Without including any images, reproduce each entry exactly.
*** Opening Available data ***
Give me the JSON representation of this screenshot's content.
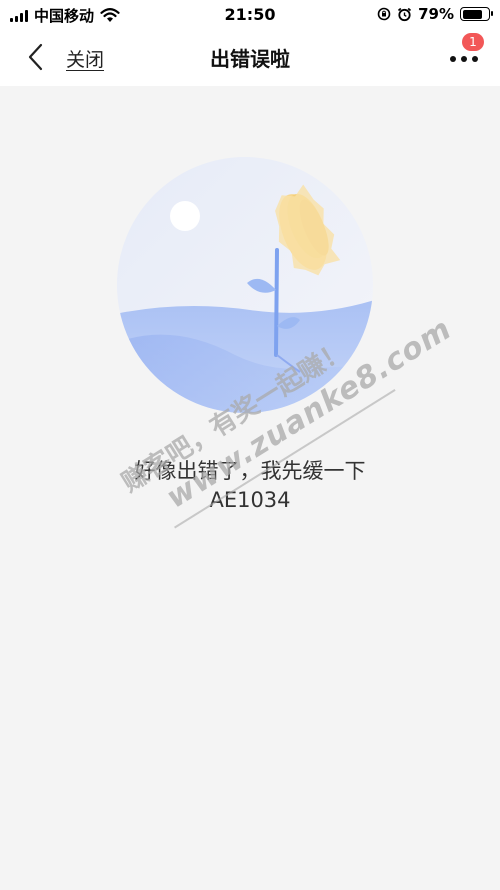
{
  "status_bar": {
    "carrier": "中国移动",
    "time": "21:50",
    "battery": "79%",
    "battery_level": 0.79
  },
  "nav": {
    "close_label": "关闭",
    "title": "出错误啦",
    "badge_count": "1"
  },
  "error": {
    "message": "好像出错了，我先缓一下",
    "code": "AE1034"
  },
  "watermark": {
    "line1": "赚客吧，有奖一起赚！",
    "line2": "www.zuanke8.com"
  },
  "colors": {
    "badge": "#f25757",
    "page_bg": "#f4f4f4",
    "illustration_circle": "#e9edf8",
    "hill": "#9fb8f2",
    "sunflower": "#f4cf7a"
  },
  "icons": [
    "signal-icon",
    "wifi-icon",
    "orientation-lock-icon",
    "alarm-icon",
    "battery-icon",
    "back-chevron-icon",
    "more-dots-icon"
  ]
}
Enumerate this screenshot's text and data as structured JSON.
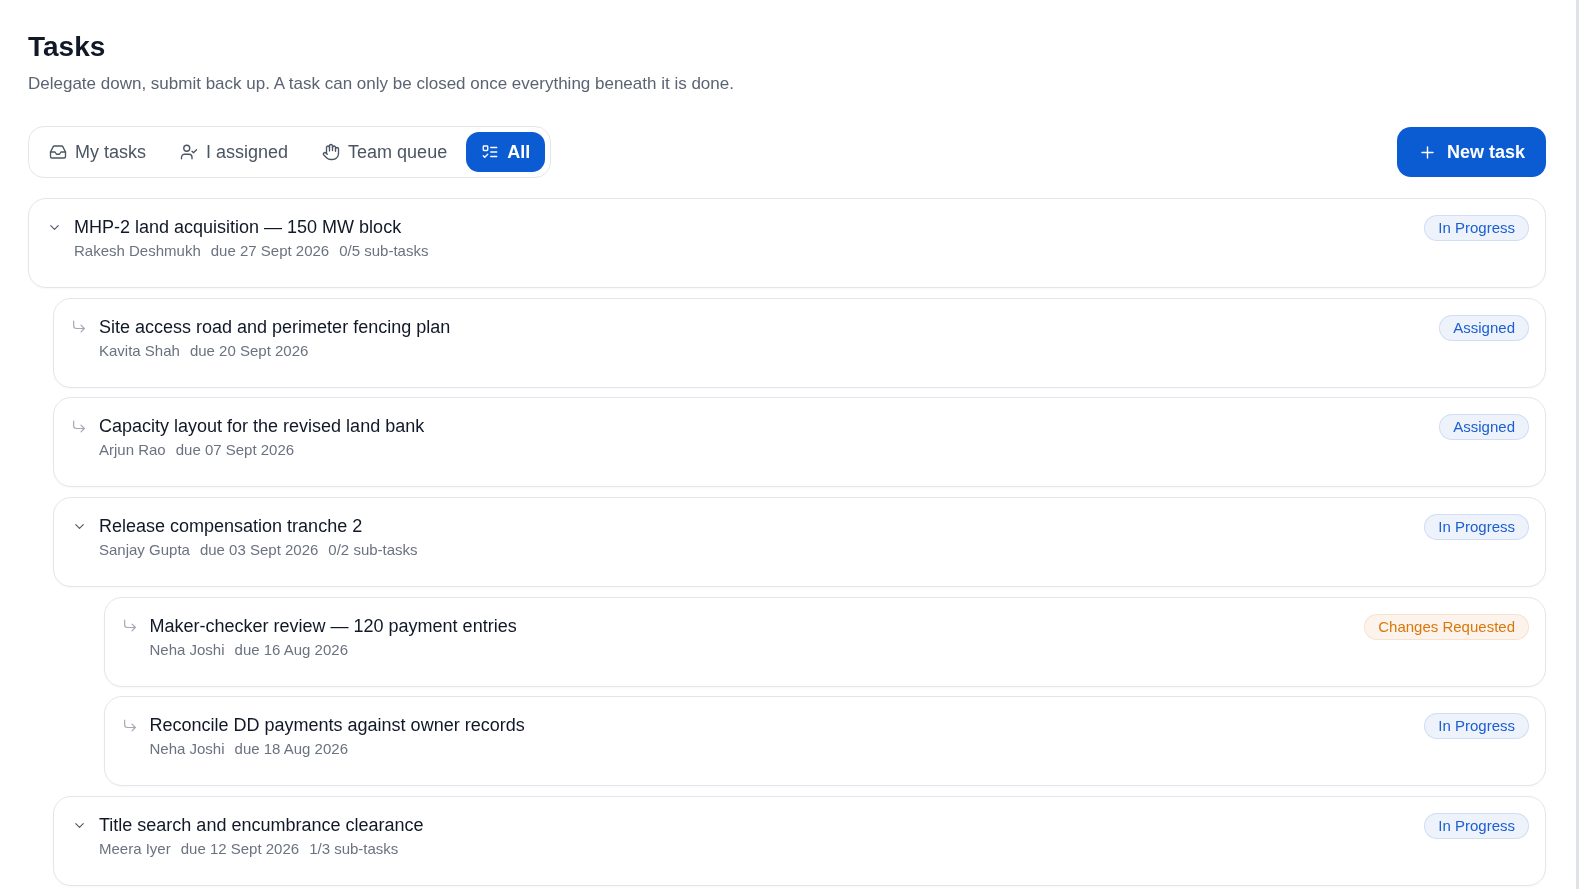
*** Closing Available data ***
Solved problem
Give me the JSON representation of this screenshot's content.
{
  "status_bar": {
    "carrier": "中国移动",
    "time": "21:50",
    "battery": "79%",
    "battery_level": 0.79
  },
  "nav": {
    "close_label": "关闭",
    "title": "出错误啦",
    "badge_count": "1"
  },
  "error": {
    "message": "好像出错了，我先缓一下",
    "code": "AE1034"
  },
  "watermark": {
    "line1": "赚客吧，有奖一起赚！",
    "line2": "www.zuanke8.com"
  },
  "colors": {
    "badge": "#f25757",
    "page_bg": "#f4f4f4",
    "illustration_circle": "#e9edf8",
    "hill": "#9fb8f2",
    "sunflower": "#f4cf7a"
  },
  "icons": [
    "signal-icon",
    "wifi-icon",
    "orientation-lock-icon",
    "alarm-icon",
    "battery-icon",
    "back-chevron-icon",
    "more-dots-icon"
  ]
}
Enumerate this screenshot's text and data as structured JSON.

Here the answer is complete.